→ **Action item**
From the listing below, return every line with the string "JSON" in it.
_ _ _ _
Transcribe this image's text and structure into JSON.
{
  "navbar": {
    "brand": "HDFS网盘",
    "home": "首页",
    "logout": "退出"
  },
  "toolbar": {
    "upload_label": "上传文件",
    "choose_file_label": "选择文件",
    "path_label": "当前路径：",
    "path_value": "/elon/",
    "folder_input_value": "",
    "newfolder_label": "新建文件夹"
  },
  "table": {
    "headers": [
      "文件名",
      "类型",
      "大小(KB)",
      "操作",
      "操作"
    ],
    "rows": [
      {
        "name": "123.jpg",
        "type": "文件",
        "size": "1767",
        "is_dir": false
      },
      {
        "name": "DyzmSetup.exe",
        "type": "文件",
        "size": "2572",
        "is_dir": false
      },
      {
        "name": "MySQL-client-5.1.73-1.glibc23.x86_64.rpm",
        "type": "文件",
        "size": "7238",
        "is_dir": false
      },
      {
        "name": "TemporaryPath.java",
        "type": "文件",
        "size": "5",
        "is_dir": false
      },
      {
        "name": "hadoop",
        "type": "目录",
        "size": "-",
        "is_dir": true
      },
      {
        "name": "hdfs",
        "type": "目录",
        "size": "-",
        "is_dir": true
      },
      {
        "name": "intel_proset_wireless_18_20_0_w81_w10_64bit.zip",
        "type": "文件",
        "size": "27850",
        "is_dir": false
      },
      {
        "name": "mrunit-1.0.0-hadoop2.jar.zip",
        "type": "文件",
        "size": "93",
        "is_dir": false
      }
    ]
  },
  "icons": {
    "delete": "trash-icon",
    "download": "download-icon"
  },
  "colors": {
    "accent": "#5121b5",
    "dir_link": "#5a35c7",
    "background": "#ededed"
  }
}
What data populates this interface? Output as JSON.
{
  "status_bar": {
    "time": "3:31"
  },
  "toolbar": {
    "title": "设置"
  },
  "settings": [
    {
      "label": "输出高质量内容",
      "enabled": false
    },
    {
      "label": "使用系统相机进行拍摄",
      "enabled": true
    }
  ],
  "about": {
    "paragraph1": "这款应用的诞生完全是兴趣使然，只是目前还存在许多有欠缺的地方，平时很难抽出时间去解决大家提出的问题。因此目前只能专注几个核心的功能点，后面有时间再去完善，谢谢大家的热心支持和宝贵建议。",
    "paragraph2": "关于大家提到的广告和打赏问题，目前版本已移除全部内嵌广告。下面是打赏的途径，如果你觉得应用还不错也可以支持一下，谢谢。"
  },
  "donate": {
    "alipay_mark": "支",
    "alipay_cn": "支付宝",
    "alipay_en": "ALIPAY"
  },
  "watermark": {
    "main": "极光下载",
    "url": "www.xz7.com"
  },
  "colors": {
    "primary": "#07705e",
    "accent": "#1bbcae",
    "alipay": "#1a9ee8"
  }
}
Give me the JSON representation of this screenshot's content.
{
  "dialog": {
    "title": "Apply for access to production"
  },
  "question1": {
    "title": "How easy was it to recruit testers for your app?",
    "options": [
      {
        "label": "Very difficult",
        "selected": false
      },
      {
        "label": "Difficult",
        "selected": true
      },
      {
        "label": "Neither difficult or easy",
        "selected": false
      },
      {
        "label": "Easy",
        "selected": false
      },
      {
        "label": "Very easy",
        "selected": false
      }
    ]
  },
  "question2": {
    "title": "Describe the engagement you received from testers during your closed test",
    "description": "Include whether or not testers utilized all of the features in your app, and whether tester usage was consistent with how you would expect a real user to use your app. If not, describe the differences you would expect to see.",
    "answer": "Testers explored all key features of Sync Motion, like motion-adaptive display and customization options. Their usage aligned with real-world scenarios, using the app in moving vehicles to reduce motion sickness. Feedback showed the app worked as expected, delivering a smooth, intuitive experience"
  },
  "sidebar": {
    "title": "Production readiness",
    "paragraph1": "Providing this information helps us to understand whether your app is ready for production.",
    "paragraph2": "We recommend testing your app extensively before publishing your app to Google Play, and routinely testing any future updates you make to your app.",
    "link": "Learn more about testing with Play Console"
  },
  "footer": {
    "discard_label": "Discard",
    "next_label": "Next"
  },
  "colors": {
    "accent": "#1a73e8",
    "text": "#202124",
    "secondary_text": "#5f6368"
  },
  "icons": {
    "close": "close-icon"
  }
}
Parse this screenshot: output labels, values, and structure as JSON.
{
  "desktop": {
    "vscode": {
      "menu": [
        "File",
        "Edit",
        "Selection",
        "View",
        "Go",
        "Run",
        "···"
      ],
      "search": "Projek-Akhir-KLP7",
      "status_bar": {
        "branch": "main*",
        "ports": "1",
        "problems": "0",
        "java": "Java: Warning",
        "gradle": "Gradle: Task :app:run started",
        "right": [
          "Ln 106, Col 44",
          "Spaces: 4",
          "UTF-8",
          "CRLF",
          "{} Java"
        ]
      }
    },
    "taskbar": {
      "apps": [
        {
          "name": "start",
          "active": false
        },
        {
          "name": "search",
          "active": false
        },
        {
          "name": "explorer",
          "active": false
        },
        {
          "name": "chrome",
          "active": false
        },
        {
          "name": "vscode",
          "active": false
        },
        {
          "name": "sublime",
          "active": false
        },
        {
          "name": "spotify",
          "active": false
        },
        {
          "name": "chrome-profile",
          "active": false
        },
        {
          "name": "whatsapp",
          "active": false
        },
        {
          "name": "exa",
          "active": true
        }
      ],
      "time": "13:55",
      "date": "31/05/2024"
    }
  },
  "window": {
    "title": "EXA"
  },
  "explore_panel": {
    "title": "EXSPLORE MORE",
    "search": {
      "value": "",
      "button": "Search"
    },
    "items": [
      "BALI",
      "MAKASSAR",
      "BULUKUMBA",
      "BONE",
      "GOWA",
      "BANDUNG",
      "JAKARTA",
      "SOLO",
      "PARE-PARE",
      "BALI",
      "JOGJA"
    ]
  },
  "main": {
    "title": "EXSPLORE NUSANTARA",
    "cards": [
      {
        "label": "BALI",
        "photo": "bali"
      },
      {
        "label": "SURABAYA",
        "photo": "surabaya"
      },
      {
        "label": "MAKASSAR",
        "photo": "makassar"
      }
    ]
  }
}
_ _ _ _
→ **Reply to the task**
Transcribe this image's text and structure into JSON.
What data populates this interface? Output as JSON.
Give me the JSON representation of this screenshot's content.
Parse this screenshot: output labels, values, and structure as JSON.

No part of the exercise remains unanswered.